If you wanna do it, go for it…!!!

The sad and sorry truth of the matter is that the democrats are basically saying that their voters are too stupid to be able to vote for individuals. This has been the democrats under-message since day 1.

    You’re right-er than I would like to admit. In 2000, they argued Democrat voters in Florida were too stupid to follow a line on the ballot and too weak to push a hole all the way through a perforated piece of cardboard.

    MattMusson in reply to Luapious. | September 9, 2016 at 6:40 pm

    Michigan is not in the South so they don’t have to bow and scrape to the Obama Department of Justice. Because of the extension to the Voting Rights Act of 1964 – Southern States are still having to kiss the ass of government bureaucrats. Or, whenever we pass a law to check voter fraud – we get slapped down.
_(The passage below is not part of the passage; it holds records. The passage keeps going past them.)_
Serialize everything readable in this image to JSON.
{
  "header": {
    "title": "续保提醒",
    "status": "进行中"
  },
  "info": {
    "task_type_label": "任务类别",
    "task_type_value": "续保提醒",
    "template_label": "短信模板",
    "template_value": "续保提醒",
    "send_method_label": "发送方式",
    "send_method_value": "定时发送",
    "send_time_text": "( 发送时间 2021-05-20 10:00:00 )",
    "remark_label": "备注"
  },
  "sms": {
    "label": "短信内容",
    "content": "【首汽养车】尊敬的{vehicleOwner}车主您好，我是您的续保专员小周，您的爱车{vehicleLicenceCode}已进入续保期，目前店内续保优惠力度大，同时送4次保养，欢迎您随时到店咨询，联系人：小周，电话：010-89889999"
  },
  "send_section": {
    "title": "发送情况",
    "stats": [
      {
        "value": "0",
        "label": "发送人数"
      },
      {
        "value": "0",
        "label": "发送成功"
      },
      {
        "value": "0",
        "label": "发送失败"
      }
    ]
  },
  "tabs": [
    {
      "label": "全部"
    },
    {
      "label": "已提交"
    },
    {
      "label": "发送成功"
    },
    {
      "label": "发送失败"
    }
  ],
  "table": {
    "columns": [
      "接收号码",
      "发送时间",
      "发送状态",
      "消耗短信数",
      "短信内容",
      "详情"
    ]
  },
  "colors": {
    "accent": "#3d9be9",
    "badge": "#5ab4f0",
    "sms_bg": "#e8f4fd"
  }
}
Another punt by the deadlocked court.
Vote #NeverTrump – end the deadlock!

South Carolina allows straight ticket voting, but it does not include the office of President. That requires a separate vote.

“The application for stay presented to Justice (Elena) Kagan and by her referred to the Court is denied. Justice (Clarence) Thomas and Justice (Samuel) Alito would grant the application.”

Ok, so they denied the stay, but is says it was referred to the court, does that mean they will still hear the case at some point?

    Ragspierre in reply to Gremlin1974. | September 9, 2016 at 4:41 pm

    No. Not on this application. It was voted down.

    I’d be interested to know why Thomas and Alito were in favor of accepting it.

      Rags, I think Gremlin was asking if the Court would hear an application for Certiorari on the merits of the case later.

      I may be wrong, because I don’t follow Michigan rulings closely anymore, but I don’t think that Michigan has actually submitted an application for Cert yet, they just filed for an emergency stay of the ruling by the Circuit and 6TH Circuit preventing the law from going into effect for this election cycle, until such time as the SCOTUS can actually hear the case.

Perhaps the legislators who voted for this were seeking partisan advantage, but, why would that be relevant?

I would think the only relevant question here would be whether prohibiting the straight-ticket voting option substantially burdens voters who wish to vote a straight-party ticket. Does it?

    DaveGinOly in reply to Albigensian. | September 9, 2016 at 8:37 pm

    The headline is misleading – straight-ticket voting has not been banned. It has been eliminated as an option on the ballot. Voters can still vote straight-ticket, but they must do so by selecting individual candidates from the ballot.

    The headline would be correct if it referred to the “elimination (not “banning”) of the straight-ticket ballot option.”

You spelled it wrong:

That’s Raaaaacism